Data about app and page elements:
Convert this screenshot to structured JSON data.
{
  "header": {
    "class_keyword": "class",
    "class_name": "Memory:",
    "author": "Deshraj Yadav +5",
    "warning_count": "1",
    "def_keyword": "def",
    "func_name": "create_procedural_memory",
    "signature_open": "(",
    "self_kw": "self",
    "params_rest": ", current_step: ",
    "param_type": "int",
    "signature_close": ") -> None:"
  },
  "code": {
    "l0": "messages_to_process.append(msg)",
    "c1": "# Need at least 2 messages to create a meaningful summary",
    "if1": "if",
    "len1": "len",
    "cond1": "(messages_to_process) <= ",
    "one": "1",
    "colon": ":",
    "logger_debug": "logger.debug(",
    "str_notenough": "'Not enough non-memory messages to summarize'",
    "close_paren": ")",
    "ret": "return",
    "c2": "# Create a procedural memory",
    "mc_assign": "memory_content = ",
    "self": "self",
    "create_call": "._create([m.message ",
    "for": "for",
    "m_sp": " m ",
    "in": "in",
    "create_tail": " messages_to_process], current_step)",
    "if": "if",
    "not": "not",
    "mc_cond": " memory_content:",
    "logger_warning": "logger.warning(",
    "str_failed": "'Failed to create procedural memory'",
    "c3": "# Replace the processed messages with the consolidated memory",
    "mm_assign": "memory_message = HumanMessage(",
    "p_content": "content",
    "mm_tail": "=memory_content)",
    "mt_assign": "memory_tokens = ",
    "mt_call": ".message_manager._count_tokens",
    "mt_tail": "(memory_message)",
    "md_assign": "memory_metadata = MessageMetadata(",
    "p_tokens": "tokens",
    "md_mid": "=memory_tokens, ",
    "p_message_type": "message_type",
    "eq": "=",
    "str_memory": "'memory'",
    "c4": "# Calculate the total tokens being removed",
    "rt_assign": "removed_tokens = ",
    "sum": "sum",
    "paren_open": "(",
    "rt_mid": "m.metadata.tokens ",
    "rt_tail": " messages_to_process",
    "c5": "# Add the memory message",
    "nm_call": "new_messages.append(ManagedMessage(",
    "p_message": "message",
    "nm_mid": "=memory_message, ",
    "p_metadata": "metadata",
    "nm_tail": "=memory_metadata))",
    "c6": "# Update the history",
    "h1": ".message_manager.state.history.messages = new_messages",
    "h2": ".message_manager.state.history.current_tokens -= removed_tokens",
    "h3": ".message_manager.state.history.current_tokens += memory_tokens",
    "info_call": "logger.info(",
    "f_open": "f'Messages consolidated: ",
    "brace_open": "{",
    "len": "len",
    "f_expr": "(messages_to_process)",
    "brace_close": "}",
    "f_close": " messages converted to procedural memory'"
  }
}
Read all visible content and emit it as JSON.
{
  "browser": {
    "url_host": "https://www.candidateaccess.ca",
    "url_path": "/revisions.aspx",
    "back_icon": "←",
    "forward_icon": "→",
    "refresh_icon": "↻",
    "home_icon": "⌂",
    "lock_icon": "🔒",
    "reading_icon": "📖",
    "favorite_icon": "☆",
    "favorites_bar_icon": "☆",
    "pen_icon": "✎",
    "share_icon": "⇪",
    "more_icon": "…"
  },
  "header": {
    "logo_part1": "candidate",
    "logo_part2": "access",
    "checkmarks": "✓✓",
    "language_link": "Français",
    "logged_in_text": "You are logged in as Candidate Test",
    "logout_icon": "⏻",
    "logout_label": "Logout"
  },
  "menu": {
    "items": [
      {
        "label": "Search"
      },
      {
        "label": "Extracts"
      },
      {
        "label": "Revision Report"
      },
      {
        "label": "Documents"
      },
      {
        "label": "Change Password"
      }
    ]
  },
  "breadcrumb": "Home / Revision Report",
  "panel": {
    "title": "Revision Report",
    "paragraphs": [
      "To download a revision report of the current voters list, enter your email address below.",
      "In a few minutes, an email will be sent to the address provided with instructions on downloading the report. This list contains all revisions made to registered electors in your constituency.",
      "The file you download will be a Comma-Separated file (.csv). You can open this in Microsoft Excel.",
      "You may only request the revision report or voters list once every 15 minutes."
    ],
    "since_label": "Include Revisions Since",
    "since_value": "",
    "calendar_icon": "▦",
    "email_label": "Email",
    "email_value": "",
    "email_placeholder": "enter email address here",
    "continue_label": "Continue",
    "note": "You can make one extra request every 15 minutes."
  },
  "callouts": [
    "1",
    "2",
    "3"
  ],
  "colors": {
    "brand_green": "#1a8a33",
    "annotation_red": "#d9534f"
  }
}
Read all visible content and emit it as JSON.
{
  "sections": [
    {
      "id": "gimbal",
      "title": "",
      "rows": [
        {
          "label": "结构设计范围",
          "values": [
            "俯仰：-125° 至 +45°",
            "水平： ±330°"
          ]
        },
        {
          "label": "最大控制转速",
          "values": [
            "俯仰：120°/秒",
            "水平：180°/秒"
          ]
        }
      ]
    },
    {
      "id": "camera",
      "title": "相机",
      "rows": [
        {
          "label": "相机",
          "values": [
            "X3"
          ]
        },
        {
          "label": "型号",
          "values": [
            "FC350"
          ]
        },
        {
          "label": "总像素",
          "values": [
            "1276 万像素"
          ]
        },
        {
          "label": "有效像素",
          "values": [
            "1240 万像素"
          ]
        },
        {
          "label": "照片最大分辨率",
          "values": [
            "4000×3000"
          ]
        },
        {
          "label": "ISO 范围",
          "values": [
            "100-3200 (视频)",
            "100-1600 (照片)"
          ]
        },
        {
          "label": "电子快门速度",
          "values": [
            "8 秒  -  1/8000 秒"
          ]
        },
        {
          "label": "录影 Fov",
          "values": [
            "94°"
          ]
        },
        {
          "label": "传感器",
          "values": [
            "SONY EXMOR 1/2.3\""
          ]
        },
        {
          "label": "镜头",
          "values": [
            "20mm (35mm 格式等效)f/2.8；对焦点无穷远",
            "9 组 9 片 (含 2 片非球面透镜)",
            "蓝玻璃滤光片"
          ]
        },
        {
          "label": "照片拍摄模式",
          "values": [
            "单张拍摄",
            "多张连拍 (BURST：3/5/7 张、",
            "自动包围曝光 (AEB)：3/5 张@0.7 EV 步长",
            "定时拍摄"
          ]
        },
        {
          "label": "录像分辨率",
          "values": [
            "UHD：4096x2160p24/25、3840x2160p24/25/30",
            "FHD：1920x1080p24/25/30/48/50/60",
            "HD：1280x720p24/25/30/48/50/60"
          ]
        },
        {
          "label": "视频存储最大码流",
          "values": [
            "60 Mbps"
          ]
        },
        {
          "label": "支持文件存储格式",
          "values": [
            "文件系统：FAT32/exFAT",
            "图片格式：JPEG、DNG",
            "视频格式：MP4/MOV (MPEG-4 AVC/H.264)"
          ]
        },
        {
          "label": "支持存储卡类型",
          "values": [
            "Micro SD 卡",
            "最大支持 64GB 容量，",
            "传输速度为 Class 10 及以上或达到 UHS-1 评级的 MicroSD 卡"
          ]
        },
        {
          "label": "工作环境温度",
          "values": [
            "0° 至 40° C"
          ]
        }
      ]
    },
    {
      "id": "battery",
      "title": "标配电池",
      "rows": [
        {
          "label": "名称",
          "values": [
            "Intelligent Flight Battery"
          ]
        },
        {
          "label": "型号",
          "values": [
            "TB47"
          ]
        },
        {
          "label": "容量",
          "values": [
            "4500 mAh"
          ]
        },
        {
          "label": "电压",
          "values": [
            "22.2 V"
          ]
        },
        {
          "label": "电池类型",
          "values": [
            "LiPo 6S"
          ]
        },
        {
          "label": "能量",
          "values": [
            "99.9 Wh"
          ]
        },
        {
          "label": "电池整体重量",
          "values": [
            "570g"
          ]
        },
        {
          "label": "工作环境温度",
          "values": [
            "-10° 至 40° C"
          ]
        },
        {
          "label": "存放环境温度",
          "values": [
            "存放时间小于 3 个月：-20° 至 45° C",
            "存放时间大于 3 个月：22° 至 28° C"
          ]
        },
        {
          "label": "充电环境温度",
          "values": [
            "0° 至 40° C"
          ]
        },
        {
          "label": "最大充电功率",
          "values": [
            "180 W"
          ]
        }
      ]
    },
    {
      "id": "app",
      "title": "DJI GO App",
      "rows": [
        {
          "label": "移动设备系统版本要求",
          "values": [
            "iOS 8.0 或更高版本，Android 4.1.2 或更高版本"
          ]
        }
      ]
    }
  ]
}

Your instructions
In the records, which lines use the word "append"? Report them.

Response to this exercise
    "l0": "messages_to_process.append(msg)",
    "nm_call": "new_messages.append(ManagedMessage(",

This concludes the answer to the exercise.